I’m not alone in this, by the way.  My Dad wasn’t just my Dad.  He was a Pharmacist.  He was a boss.  He was funny, Persian, tall, bearded, classy, smart, a collector of old cars, a restorer of the Austin Healey he owns, a carpenter, a lover of music and my Dad.  None of those was higher on the totem pole than Dad, for sure, but he was Dad.  Mom was a genealogist, researcher, census searcher, cemetery surveyor, historical society president, historian, baker, chef, cook, tailor, and also Mom.

To use that silly, singular, “cute” phrase: “I am my kids’ Dad” is so limiting.  My definition of myself is ever-changing.  When I left O’Neill, Nebraska for college, I was not a confident person.  I was gangly, scared, lacked confidence, geeky, lanky, and probably a little mean without wanting to be.  Then I met Andrea, and my definition changed.  I was none of those things any more (well, geeky, I still had to love my Doctor Who and Clapton records).  I was so out of my depth, a geek who deserved far less and ended up with the pretty, California sun-drenched blonde.  I was her boyfriend.  I was her fiance.  I was . . . her husband, and all that came with it: love, shoulder to cry on, pillar of strength, weak in the knees, infatuated schoolboy, enamored lover, best friend . . . and heartbroken widower.

You see, our definitions change.  If I’m defined only by being Dad, what does that say to my kids?  Parenting is the greatest, most noble and wonderful thing I do.  I do it alone because it’s worth it! But it’s not all I do, and I want my kids to know they are the sum-total of what they become, not the singular things they do.  If I was only Andrea’s husband, my life would be over, the kids would suffer, and I’d either have died from the wound in my heart that is still bleeding or I’d wish for the end to come.  There are days I’m there, but most days I see those four amazing kids and I strive to be better in everything else.

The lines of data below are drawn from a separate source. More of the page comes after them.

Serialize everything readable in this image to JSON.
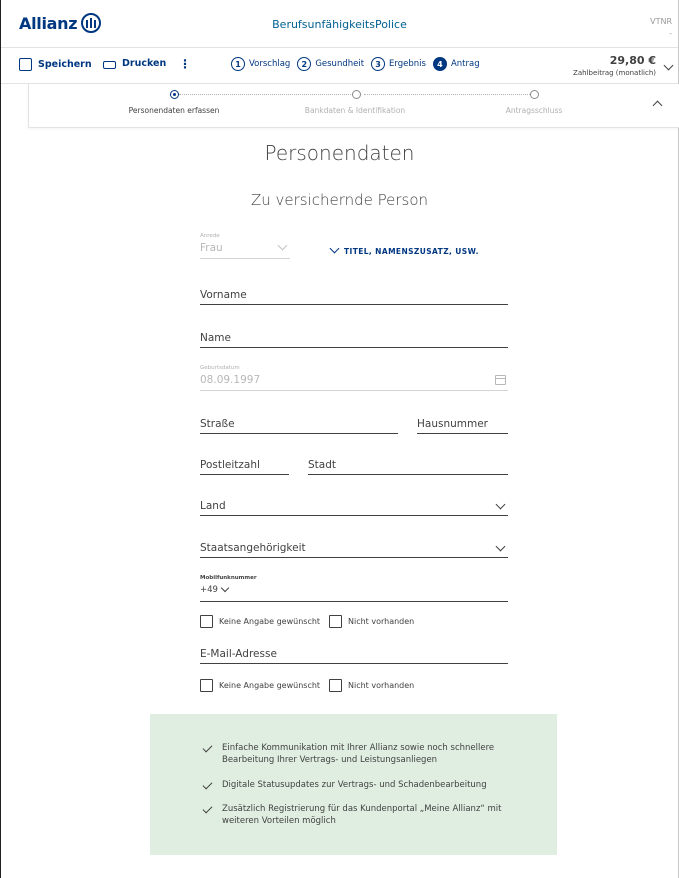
{
  "header": {
    "logo_text": "Allianz",
    "app_title": "BerufsunfähigkeitsPolice",
    "vtnr_label": "VTNR",
    "vtnr_value": "-"
  },
  "toolbar": {
    "save_label": "Speichern",
    "print_label": "Drucken",
    "more_label": "⋮",
    "steps": [
      {
        "num": "1",
        "label": "Vorschlag"
      },
      {
        "num": "2",
        "label": "Gesundheit"
      },
      {
        "num": "3",
        "label": "Ergebnis"
      },
      {
        "num": "4",
        "label": "Antrag"
      }
    ],
    "active_step": "4",
    "price": "29,80 €",
    "price_label": "Zahlbeitrag (monatlich)"
  },
  "progress": {
    "steps": [
      "Personendaten erfassen",
      "Bankdaten & Identifikation",
      "Antragsschluss"
    ],
    "active_index": 0
  },
  "main": {
    "title": "Personendaten",
    "subtitle": "Zu versichernde Person"
  },
  "form": {
    "anrede_label": "Anrede",
    "anrede_value": "Frau",
    "title_link": "TITEL, NAMENSZUSATZ, USW.",
    "vorname": "Vorname",
    "name": "Name",
    "birth_label": "Geburtsdatum",
    "birth_value": "08.09.1997",
    "street": "Straße",
    "house": "Hausnummer",
    "zip": "Postleitzahl",
    "city": "Stadt",
    "country": "Land",
    "nationality": "Staatsangehörigkeit",
    "mobile_label": "Mobilfunknummer",
    "mobile_prefix": "+49",
    "no_info": "Keine Angabe gewünscht",
    "not_available": "Nicht vorhanden",
    "email": "E-Mail-Adresse"
  },
  "info": {
    "items": [
      "Einfache Kommunikation mit Ihrer Allianz sowie noch schnellere Bearbeitung Ihrer Vertrags- und Leistungsanliegen",
      "Digitale Statusupdates zur Vertrags- und Schadenbearbeitung",
      "Zusätzlich Registrierung für das Kundenportal „Meine Allianz“ mit weiteren Vorteilen möglich"
    ]
  },
  "colors": {
    "brand": "#003781",
    "info_bg": "#e0eee2",
    "text": "#414141"
  }
}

So sure, I’m “my kids’ Dad.”  I’m also musician, journalist, baker, chef, researcher, genealogist, Jeff and Kathy’s son, Mike and Adam’s brother, Amy and Amy’s brother-in-law, angry son-in-law, tenacious muckraker, scared home renter, kid project co-artist, pie maker, butcher, baker, sometime candlestick maker . . .

I am who I’m meant to be today.  I am the writer of my story.

I’m not perfect nor am I meant to be.  I’m Dave.  I don’t fail if I try to be more than I am now.  I only fail if I try to be someone else.